Some of the most disturbing moments ever captured on celluloid can be found not in the works of Hitchcock, Kubrick, Carpenter, or Craven, but in films where their presence is genuinely unexpected -- and, in all likelihood, unintended. This Halloween, instead of watching the usual tired array of so-called scary movies, consider exploring the genre that I like to call “accidental horror.” Here are some illustrative examples:
Sex and the City 2 - Liza Butchers Beyonce
One needn’t have to study the filmography of John Waters to discover the point at which “kitschy and campy” ends and “bizarre and frightening” begins. Simply watch this torturous scene from Eli Roth’s Sex and the City 2, in which Liza Minnelli is exhumed to perform a cover of Beyonce’s “All the Single Ladies”:
The Cat in the Hat - Yenta Furry Home Invasion
Dr. Seuss wasn’t called “the Stephen King of children’s authors” for nothing. Check out this haunting clip from the accidental horror classic The Cat in the Hat, about a hallucinogenic Yenta who terrorizes suburban children:
Ferris Bueller’s Day Off - Principal Pederast
Some scenes only become creepy in hindsight, long after a film’s initial release, when new revelations surface about the actors or filmmakers involved. Principal Rooney’s obsession with capturing a truant Ferris Bueller in Ferris Bueller’s Day Off gained a disturbing tenor in 2003 when Jeffrey Jones, the actor who played Rooney, was busted for allegedly taking nude photographs of a 14-year-old boy.
Norbit - Norbit Murders Good Taste
This film grossed nearly $160 million worldwide. If that doesn’t trigger an acute sensation of intense existential terror, consider reducing your daily lithium dose.
Spider-Man 3 - Spidey’s Snuff Film
Watch, if you dare, this eery and macabre sequence, in which a billion-dollar movie franchise commits suicide before your very eyes:
The Wiz - M.J.’s Scary Scarecrow
Had Michael Jackson never become embroiled in allegations of child molestation and substance abuse, this scene still would have creeped the hell out of me:
Big Top Pee-Wee - The Kiss of Death
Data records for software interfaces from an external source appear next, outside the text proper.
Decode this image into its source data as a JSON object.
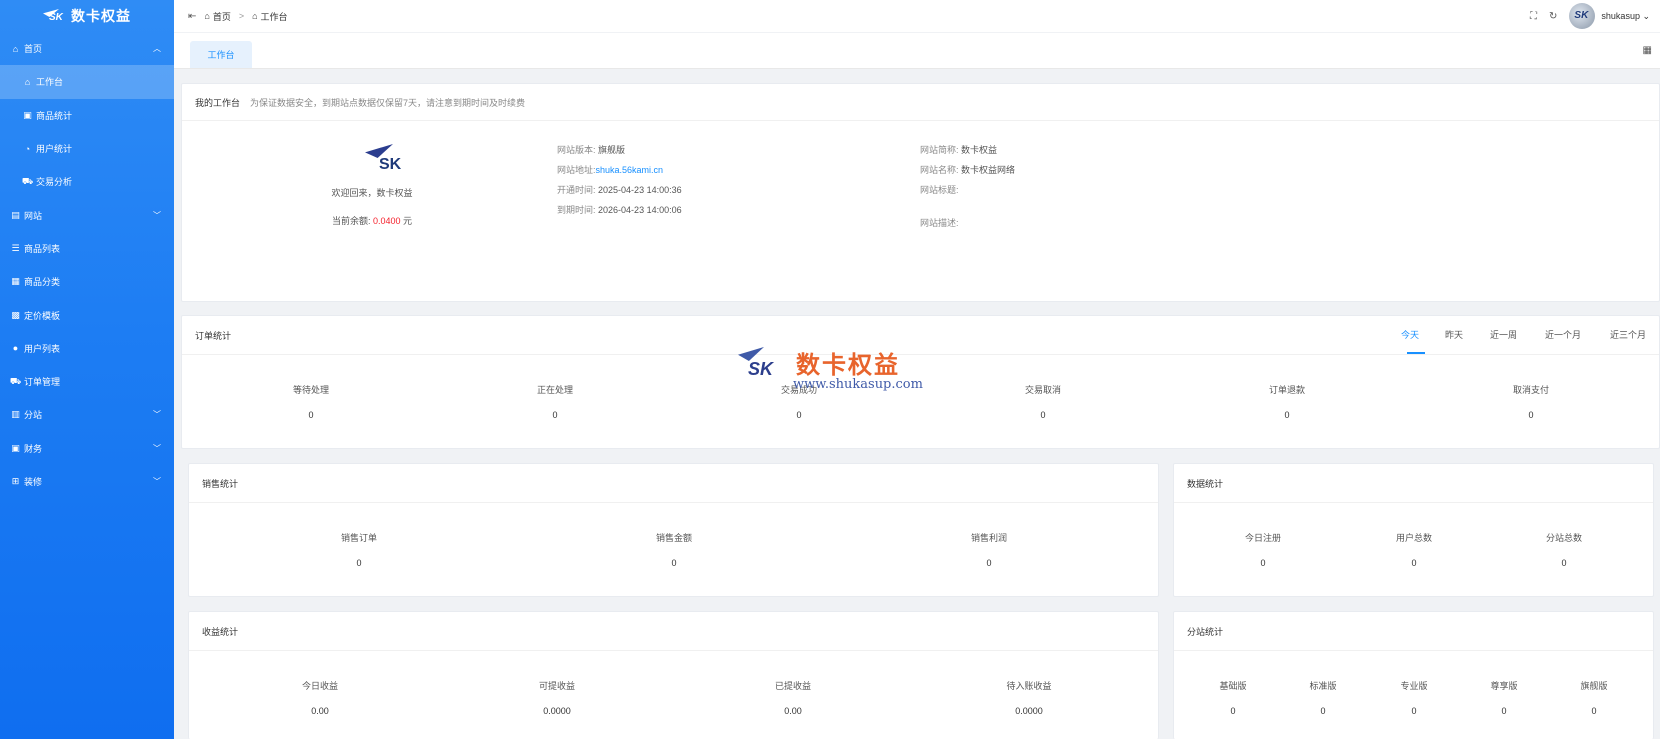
{
  "app": {
    "logo_text": "SK",
    "title": "数卡权益"
  },
  "sidebar": {
    "items": [
      {
        "label": "首页",
        "icon": "home-icon",
        "level": 0,
        "chevron": "︿"
      },
      {
        "label": "工作台",
        "icon": "home-icon",
        "level": 1,
        "active": true
      },
      {
        "label": "商品统计",
        "icon": "shop-icon",
        "level": 1
      },
      {
        "label": "用户统计",
        "icon": "clock-icon",
        "level": 1
      },
      {
        "label": "交易分析",
        "icon": "cart-icon",
        "level": 1
      },
      {
        "label": "网站",
        "icon": "website-icon",
        "level": 0,
        "chevron": "﹀"
      },
      {
        "label": "商品列表",
        "icon": "list-icon",
        "level": 0
      },
      {
        "label": "商品分类",
        "icon": "category-icon",
        "level": 0
      },
      {
        "label": "定价模板",
        "icon": "template-icon",
        "level": 0
      },
      {
        "label": "用户列表",
        "icon": "user-icon",
        "level": 0
      },
      {
        "label": "订单管理",
        "icon": "cart-icon",
        "level": 0
      },
      {
        "label": "分站",
        "icon": "substation-icon",
        "level": 0,
        "chevron": "﹀"
      },
      {
        "label": "财务",
        "icon": "finance-icon",
        "level": 0,
        "chevron": "﹀"
      },
      {
        "label": "装修",
        "icon": "decorate-icon",
        "level": 0,
        "chevron": "﹀"
      }
    ]
  },
  "header": {
    "breadcrumb": [
      "首页",
      "工作台"
    ],
    "user_name": "shukasup",
    "avatar_text": "SK"
  },
  "tabs": {
    "active": "工作台"
  },
  "workbench": {
    "title": "我的工作台",
    "note": "为保证数据安全，到期站点数据仅保留7天，请注意到期时间及时续费",
    "welcome": "欢迎回来，数卡权益",
    "balance_label": "当前余额:",
    "balance_value": "0.0400",
    "balance_unit": "元",
    "version_label": "网站版本:",
    "version_value": "旗舰版",
    "url_label": "网站地址:",
    "url_value": "shuka.56kami.cn",
    "open_label": "开通时间:",
    "open_value": "2025-04-23 14:00:36",
    "expire_label": "到期时间:",
    "expire_value": "2026-04-23 14:00:06",
    "short_name_label": "网站简称:",
    "short_name_value": "数卡权益",
    "name_label": "网站名称:",
    "name_value": "数卡权益网络",
    "site_title_label": "网站标题:",
    "desc_label": "网站描述:"
  },
  "orders": {
    "title": "订单统计",
    "periods": [
      "今天",
      "昨天",
      "近一周",
      "近一个月",
      "近三个月"
    ],
    "active_period": "今天",
    "stats": [
      {
        "label": "等待处理",
        "value": "0"
      },
      {
        "label": "正在处理",
        "value": "0"
      },
      {
        "label": "交易成功",
        "value": "0"
      },
      {
        "label": "交易取消",
        "value": "0"
      },
      {
        "label": "订单退款",
        "value": "0"
      },
      {
        "label": "取消支付",
        "value": "0"
      }
    ]
  },
  "sales": {
    "title": "销售统计",
    "stats": [
      {
        "label": "销售订单",
        "value": "0"
      },
      {
        "label": "销售金额",
        "value": "0"
      },
      {
        "label": "销售利润",
        "value": "0"
      }
    ]
  },
  "data_stats": {
    "title": "数据统计",
    "stats": [
      {
        "label": "今日注册",
        "value": "0"
      },
      {
        "label": "用户总数",
        "value": "0"
      },
      {
        "label": "分站总数",
        "value": "0"
      }
    ]
  },
  "income": {
    "title": "收益统计",
    "stats": [
      {
        "label": "今日收益",
        "value": "0.00"
      },
      {
        "label": "可提收益",
        "value": "0.0000"
      },
      {
        "label": "已提收益",
        "value": "0.00"
      },
      {
        "label": "待入账收益",
        "value": "0.0000"
      }
    ]
  },
  "substation": {
    "title": "分站统计",
    "stats": [
      {
        "label": "基础版",
        "value": "0"
      },
      {
        "label": "标准版",
        "value": "0"
      },
      {
        "label": "专业版",
        "value": "0"
      },
      {
        "label": "尊享版",
        "value": "0"
      },
      {
        "label": "旗舰版",
        "value": "0"
      }
    ]
  },
  "watermark": {
    "logo": "SK",
    "title": "数卡权益",
    "url": "www.shukasup.com"
  },
  "colors": {
    "accent": "#1890ff",
    "sidebar": "#1d7df3",
    "balance": "#f5222d",
    "watermark_title": "#e8642c"
  }
}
In this sequel to Pee Wee’s Big Adventure, Paul Reubens inexplicably felt compelled to recast his heretofore asexual signature character as something of a bow-tied lothario, going so far as to grant him a handful of uncomfortably long makeout scenes. Watching Pee-Wee Herman passionately swap spit for several minutes is a punishing experience (except, apparently for the author of this YouTube clip):
Goldfinger - James Bond, Sexual Predator
James Bond didn’t become the world’s most promiscuous superspy by accident. It took a potent combination of style, charm, and a willingness to resort to coercion in the event that style and charm failed, to earn that distinction. It doesn’t require too much of a leap to reimagine the classic Bond flicks as a horror saga about a globe-trotting, serial date-rapist (skip to the two-minute mark for the highlight):
Soul Man - Black Like C.
I can’t decide which part of this clip disturbs me the most: the fact that blackface was still a viable comic device in 1986, or that C. Thomas Howell was once considered a star.
Labyrinth - Bowie’s Bulge
What do you get when you combine Bowie, a baby, and (presumably) lots of blow, then sprinkle in a dozen or so animatronic puppets? This psychic trauma-inducing nugget: